Trans fat -- found in nearly 40 percent of packaged foods -- including vegetable shortenings and many snacks -- are said to raise the LDL or so-called "bad" cholesterol level. Trans fat also is suspected of contributing to diabetes, heart disease and strokes.
Basically, trans fat is created when food manufacturers turn liquid oils into solid fats by adding hydrogen to vegetable oil. Hydrogenation increases the shelf life and stability of food flavors... and is used by many restaurants to fry food.
The government-appointed Dietery Guidelines Advisory Committee recommends limiting consumption of trans fat to about 2 grams per day -- including naturally occurring trans fat in dairy and meat.
Under the Food and Drug Administration's new labeling law, labels also must include "in plain English" eight foods that can trigger some food allergies. Those foods are: wheat, milk, eggs, peanuts, treenuts, soy, fish and crustaceans like crab and lobster.
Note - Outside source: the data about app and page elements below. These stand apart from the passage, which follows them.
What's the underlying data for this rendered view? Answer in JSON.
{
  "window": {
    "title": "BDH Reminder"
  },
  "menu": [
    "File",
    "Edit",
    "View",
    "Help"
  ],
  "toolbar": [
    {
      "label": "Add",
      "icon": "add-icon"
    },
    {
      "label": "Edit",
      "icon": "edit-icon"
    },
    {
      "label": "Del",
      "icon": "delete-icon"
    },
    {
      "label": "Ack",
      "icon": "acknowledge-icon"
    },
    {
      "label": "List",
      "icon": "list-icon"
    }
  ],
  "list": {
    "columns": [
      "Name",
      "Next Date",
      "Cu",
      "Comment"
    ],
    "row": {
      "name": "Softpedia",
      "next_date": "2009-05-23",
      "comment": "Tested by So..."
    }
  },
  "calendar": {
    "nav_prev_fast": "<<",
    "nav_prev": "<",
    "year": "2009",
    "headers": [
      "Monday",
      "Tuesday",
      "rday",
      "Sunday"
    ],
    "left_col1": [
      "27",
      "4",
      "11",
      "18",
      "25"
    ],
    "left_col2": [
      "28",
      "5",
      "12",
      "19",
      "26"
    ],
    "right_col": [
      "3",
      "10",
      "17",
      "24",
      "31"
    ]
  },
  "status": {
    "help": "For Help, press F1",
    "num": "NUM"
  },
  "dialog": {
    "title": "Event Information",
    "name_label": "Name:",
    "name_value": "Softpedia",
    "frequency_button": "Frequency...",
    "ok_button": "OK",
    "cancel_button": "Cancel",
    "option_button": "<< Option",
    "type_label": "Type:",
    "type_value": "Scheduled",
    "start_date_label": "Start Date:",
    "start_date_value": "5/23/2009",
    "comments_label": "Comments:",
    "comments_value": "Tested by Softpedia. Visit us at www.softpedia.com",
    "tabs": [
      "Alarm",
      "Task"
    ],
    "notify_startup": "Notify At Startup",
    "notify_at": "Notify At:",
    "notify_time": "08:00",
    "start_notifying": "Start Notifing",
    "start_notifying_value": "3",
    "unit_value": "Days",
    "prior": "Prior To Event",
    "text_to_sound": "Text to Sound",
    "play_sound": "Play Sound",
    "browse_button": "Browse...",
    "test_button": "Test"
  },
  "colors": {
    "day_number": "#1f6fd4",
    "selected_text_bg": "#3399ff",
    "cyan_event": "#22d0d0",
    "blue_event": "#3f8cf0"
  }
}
The FDA says the eight covered allergens cause 90 percent of the documented food allergy reactions.